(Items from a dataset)
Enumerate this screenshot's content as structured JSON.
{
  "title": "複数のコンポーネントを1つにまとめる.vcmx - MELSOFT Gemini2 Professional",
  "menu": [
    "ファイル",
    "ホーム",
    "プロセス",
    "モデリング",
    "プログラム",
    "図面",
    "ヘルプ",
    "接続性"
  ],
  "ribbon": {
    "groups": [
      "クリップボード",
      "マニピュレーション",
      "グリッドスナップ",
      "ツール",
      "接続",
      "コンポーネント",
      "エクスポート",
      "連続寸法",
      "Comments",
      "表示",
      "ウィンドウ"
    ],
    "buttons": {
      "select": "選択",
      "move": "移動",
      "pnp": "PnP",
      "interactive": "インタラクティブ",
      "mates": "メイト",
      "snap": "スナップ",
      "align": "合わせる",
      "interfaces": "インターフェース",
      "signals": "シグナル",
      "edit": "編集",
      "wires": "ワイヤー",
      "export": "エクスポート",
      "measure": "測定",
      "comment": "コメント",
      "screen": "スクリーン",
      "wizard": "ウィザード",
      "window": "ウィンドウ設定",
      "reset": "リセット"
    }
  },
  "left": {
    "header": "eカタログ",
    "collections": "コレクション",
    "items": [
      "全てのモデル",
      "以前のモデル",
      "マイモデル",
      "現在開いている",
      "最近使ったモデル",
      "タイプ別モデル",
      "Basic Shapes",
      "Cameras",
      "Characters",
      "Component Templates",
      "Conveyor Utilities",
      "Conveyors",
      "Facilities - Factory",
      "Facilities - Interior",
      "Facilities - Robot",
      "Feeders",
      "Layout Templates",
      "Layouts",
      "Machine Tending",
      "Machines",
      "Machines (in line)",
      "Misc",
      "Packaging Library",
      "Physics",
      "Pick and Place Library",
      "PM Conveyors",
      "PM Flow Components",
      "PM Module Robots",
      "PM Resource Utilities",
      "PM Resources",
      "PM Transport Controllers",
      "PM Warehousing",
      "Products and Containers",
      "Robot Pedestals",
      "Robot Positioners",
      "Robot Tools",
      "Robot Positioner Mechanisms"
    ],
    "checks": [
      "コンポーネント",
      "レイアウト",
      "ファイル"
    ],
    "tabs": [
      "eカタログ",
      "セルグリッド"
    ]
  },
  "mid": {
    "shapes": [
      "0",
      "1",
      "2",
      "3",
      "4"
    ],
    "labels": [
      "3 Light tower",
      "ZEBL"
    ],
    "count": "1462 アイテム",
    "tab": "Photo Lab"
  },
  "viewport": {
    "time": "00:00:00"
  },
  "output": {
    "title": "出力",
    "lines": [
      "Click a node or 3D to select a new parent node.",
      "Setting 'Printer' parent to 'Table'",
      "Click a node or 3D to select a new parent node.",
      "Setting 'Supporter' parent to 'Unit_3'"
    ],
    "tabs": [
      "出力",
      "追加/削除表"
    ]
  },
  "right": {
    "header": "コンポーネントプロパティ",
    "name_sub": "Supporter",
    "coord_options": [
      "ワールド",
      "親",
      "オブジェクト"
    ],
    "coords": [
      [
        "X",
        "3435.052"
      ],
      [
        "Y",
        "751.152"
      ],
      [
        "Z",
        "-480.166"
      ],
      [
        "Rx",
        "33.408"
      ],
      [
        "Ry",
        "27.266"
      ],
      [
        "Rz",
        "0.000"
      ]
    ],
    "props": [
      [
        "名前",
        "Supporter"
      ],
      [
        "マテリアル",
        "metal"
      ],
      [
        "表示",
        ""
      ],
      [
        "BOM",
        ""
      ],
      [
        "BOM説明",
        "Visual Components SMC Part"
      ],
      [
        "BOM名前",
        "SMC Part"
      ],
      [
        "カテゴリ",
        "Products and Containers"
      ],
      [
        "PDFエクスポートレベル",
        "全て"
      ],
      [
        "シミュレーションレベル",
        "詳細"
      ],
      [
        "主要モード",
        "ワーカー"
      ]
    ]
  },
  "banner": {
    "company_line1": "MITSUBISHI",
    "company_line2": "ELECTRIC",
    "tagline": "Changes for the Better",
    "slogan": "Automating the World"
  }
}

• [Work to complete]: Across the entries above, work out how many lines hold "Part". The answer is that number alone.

• [Answer below]: 2